» Task objective:
Copy out each line of the material in which the word "admin" appears.

•••

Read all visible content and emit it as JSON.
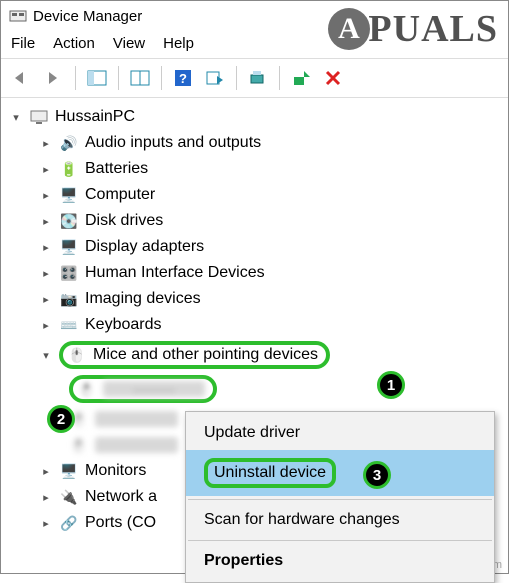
{
  "watermark": "PUALS",
  "source_mark": "wsxdn.com",
  "window": {
    "title": "Device Manager"
  },
  "menu": {
    "file": "File",
    "action": "Action",
    "view": "View",
    "help": "Help"
  },
  "tree": {
    "root": "HussainPC",
    "items": [
      "Audio inputs and outputs",
      "Batteries",
      "Computer",
      "Disk drives",
      "Display adapters",
      "Human Interface Devices",
      "Imaging devices",
      "Keyboards",
      "Mice and other pointing devices"
    ],
    "tail": [
      "Monitors",
      "Network a",
      "Ports (CO"
    ],
    "blurred_child": "———"
  },
  "context": {
    "update": "Update driver",
    "uninstall": "Uninstall device",
    "scan": "Scan for hardware changes",
    "props": "Properties"
  },
  "badges": {
    "b1": "1",
    "b2": "2",
    "b3": "3"
  }
}
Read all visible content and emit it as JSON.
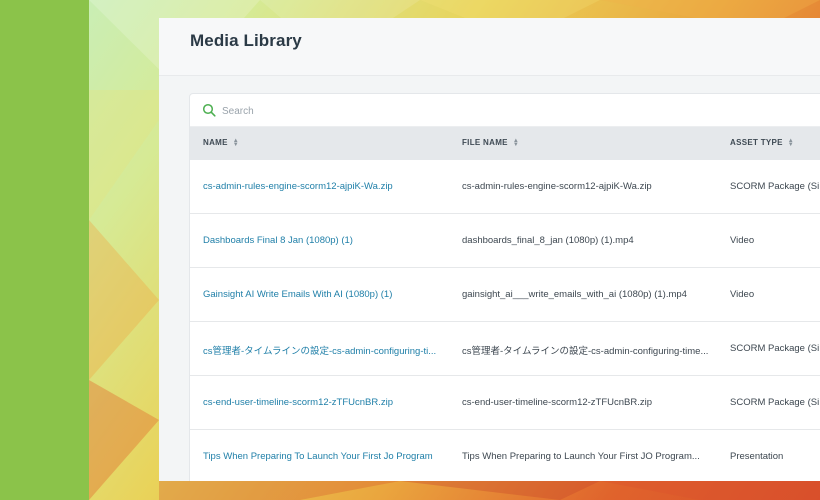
{
  "colors": {
    "sidebar_green": "#8bc34a",
    "link_blue": "#1f7fa8",
    "title_text": "#2b3a46",
    "search_icon": "#4caf50"
  },
  "page": {
    "title": "Media Library"
  },
  "search": {
    "placeholder": "Search",
    "icon": "search-icon"
  },
  "table": {
    "columns": [
      {
        "label": "NAME",
        "icon": "sort-icon"
      },
      {
        "label": "FILE NAME",
        "icon": "sort-icon"
      },
      {
        "label": "ASSET TYPE",
        "icon": "sort-icon"
      }
    ],
    "rows": [
      {
        "name": "cs-admin-rules-engine-scorm12-ajpiK-Wa.zip",
        "file_name": "cs-admin-rules-engine-scorm12-ajpiK-Wa.zip",
        "asset_type": "SCORM Package (Si"
      },
      {
        "name": "Dashboards Final 8 Jan (1080p) (1)",
        "file_name": "dashboards_final_8_jan (1080p) (1).mp4",
        "asset_type": "Video"
      },
      {
        "name": "Gainsight AI Write Emails With AI (1080p) (1)",
        "file_name": "gainsight_ai___write_emails_with_ai (1080p) (1).mp4",
        "asset_type": "Video"
      },
      {
        "name": "cs管理者-タイムラインの設定-cs-admin-configuring-ti...",
        "file_name": "cs管理者-タイムラインの設定-cs-admin-configuring-time...",
        "asset_type": "SCORM Package (Si"
      },
      {
        "name": "cs-end-user-timeline-scorm12-zTFUcnBR.zip",
        "file_name": "cs-end-user-timeline-scorm12-zTFUcnBR.zip",
        "asset_type": "SCORM Package (Si"
      },
      {
        "name": "Tips When Preparing To Launch Your First Jo Program",
        "file_name": "Tips When Preparing to Launch Your First JO Program...",
        "asset_type": "Presentation"
      }
    ]
  }
}
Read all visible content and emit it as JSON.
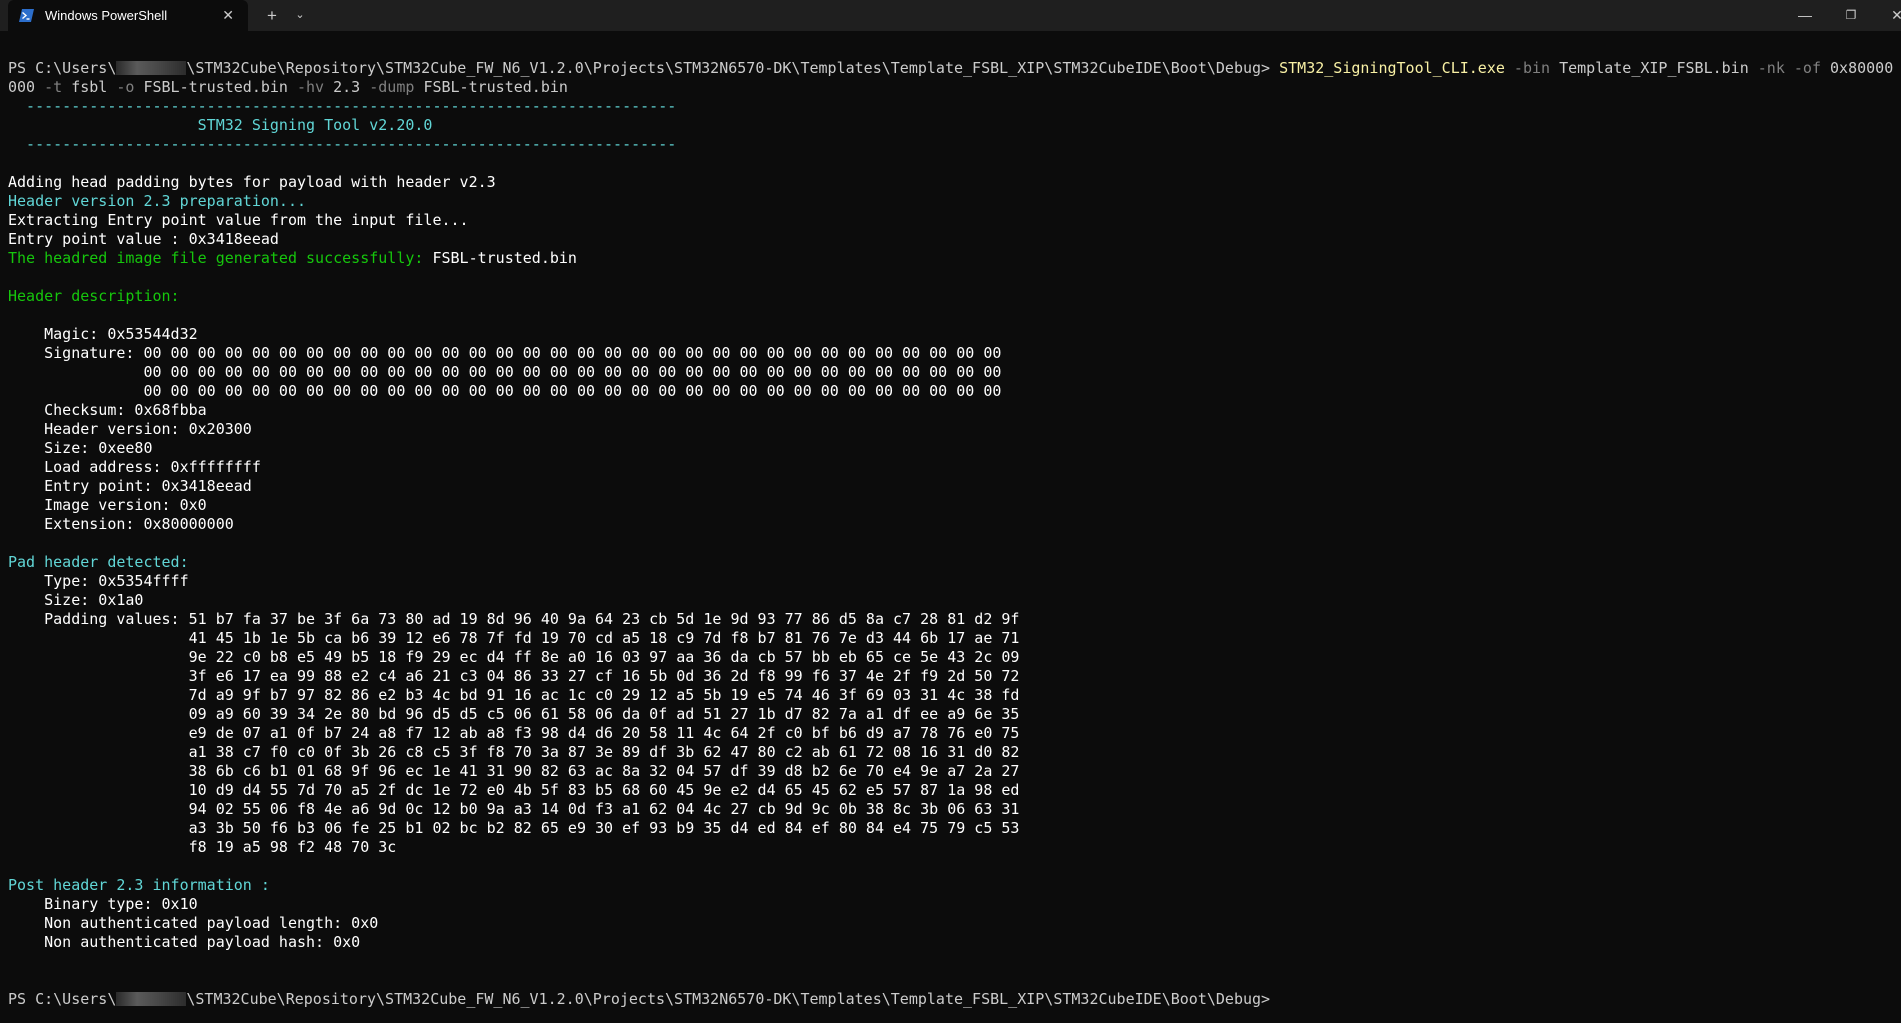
{
  "window": {
    "tab_title": "Windows PowerShell",
    "tab_close": "✕",
    "new_tab": "+",
    "dropdown": "⌄",
    "minimize": "—",
    "maximize": "❐",
    "close": "✕"
  },
  "icons": {
    "tab": "powershell-icon",
    "redaction": "redacted-username"
  },
  "colors": {
    "background": "#0c0c0c",
    "titlebar": "#1f1f1f",
    "text": "#cccccc",
    "command": "#f9f1a5",
    "parameter": "#808080",
    "cyan": "#61d6d6",
    "green": "#16c60c"
  },
  "terminal": {
    "prompt_start": "PS C:\\Users\\",
    "prompt_path": "\\STM32Cube\\Repository\\STM32Cube_FW_N6_V1.2.0\\Projects\\STM32N6570-DK\\Templates\\Template_FSBL_XIP\\STM32CubeIDE\\Boot\\Debug>",
    "cmd": {
      "exe": "STM32_SigningTool_CLI.exe",
      "p_bin": "-bin",
      "v_bin": "Template_XIP_FSBL.bin",
      "p_nk": "-nk",
      "p_of": "-of",
      "v_of_a": "0x80000",
      "v_of_b": "000",
      "p_t": "-t",
      "v_t": "fsbl",
      "p_o": "-o",
      "v_o": "FSBL-trusted.bin",
      "p_hv": "-hv",
      "v_hv": "2.3",
      "p_dump": "-dump",
      "v_dump": "FSBL-trusted.bin"
    },
    "banner_rule": "  ------------------------------------------------------------------------",
    "banner_title": "                     STM32 Signing Tool v2.20.0",
    "msg_padding": "Adding head padding bytes for payload with header v2.3",
    "msg_header_prep": "Header version 2.3 preparation...",
    "msg_extract": "Extracting Entry point value from the input file...",
    "msg_entry": "Entry point value : 0x3418eead",
    "msg_success_label": "The headred image file generated successfully: ",
    "msg_success_file": "FSBL-trusted.bin",
    "header_desc_title": "Header description:",
    "magic": "    Magic: 0x53544d32",
    "signature_1": "    Signature: 00 00 00 00 00 00 00 00 00 00 00 00 00 00 00 00 00 00 00 00 00 00 00 00 00 00 00 00 00 00 00 00",
    "signature_2": "               00 00 00 00 00 00 00 00 00 00 00 00 00 00 00 00 00 00 00 00 00 00 00 00 00 00 00 00 00 00 00 00",
    "signature_3": "               00 00 00 00 00 00 00 00 00 00 00 00 00 00 00 00 00 00 00 00 00 00 00 00 00 00 00 00 00 00 00 00",
    "checksum": "    Checksum: 0x68fbba",
    "header_version": "    Header version: 0x20300",
    "size": "    Size: 0xee80",
    "load_address": "    Load address: 0xffffffff",
    "entry_point": "    Entry point: 0x3418eead",
    "image_version": "    Image version: 0x0",
    "extension": "    Extension: 0x80000000",
    "pad_title": "Pad header detected:",
    "pad_type": "    Type: 0x5354ffff",
    "pad_size": "    Size: 0x1a0",
    "padding_lines": [
      "    Padding values: 51 b7 fa 37 be 3f 6a 73 80 ad 19 8d 96 40 9a 64 23 cb 5d 1e 9d 93 77 86 d5 8a c7 28 81 d2 9f",
      "                    41 45 1b 1e 5b ca b6 39 12 e6 78 7f fd 19 70 cd a5 18 c9 7d f8 b7 81 76 7e d3 44 6b 17 ae 71",
      "                    9e 22 c0 b8 e5 49 b5 18 f9 29 ec d4 ff 8e a0 16 03 97 aa 36 da cb 57 bb eb 65 ce 5e 43 2c 09",
      "                    3f e6 17 ea 99 88 e2 c4 a6 21 c3 04 86 33 27 cf 16 5b 0d 36 2d f8 99 f6 37 4e 2f f9 2d 50 72",
      "                    7d a9 9f b7 97 82 86 e2 b3 4c bd 91 16 ac 1c c0 29 12 a5 5b 19 e5 74 46 3f 69 03 31 4c 38 fd",
      "                    09 a9 60 39 34 2e 80 bd 96 d5 d5 c5 06 61 58 06 da 0f ad 51 27 1b d7 82 7a a1 df ee a9 6e 35",
      "                    e9 de 07 a1 0f b7 24 a8 f7 12 ab a8 f3 98 d4 d6 20 58 11 4c 64 2f c0 bf b6 d9 a7 78 76 e0 75",
      "                    a1 38 c7 f0 c0 0f 3b 26 c8 c5 3f f8 70 3a 87 3e 89 df 3b 62 47 80 c2 ab 61 72 08 16 31 d0 82",
      "                    38 6b c6 b1 01 68 9f 96 ec 1e 41 31 90 82 63 ac 8a 32 04 57 df 39 d8 b2 6e 70 e4 9e a7 2a 27",
      "                    10 d9 d4 55 7d 70 a5 2f dc 1e 72 e0 4b 5f 83 b5 68 60 45 9e e2 d4 65 45 62 e5 57 87 1a 98 ed",
      "                    94 02 55 06 f8 4e a6 9d 0c 12 b0 9a a3 14 0d f3 a1 62 04 4c 27 cb 9d 9c 0b 38 8c 3b 06 63 31",
      "                    a3 3b 50 f6 b3 06 fe 25 b1 02 bc b2 82 65 e9 30 ef 93 b9 35 d4 ed 84 ef 80 84 e4 75 79 c5 53",
      "                    f8 19 a5 98 f2 48 70 3c"
    ],
    "post_title": "Post header 2.3 information :",
    "binary_type": "    Binary type: 0x10",
    "non_auth_len": "    Non authenticated payload length: 0x0",
    "non_auth_hash": "    Non authenticated payload hash: 0x0"
  }
}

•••

» Your solution:
        "name": "cs-admin-rules-engine-scorm12-ajpiK-Wa.zip",
        "file_name": "cs-admin-rules-engine-scorm12-ajpiK-Wa.zip",
        "name": "cs管理者-タイムラインの設定-cs-admin-configuring-ti...",
        "file_name": "cs管理者-タイムラインの設定-cs-admin-configuring-time...",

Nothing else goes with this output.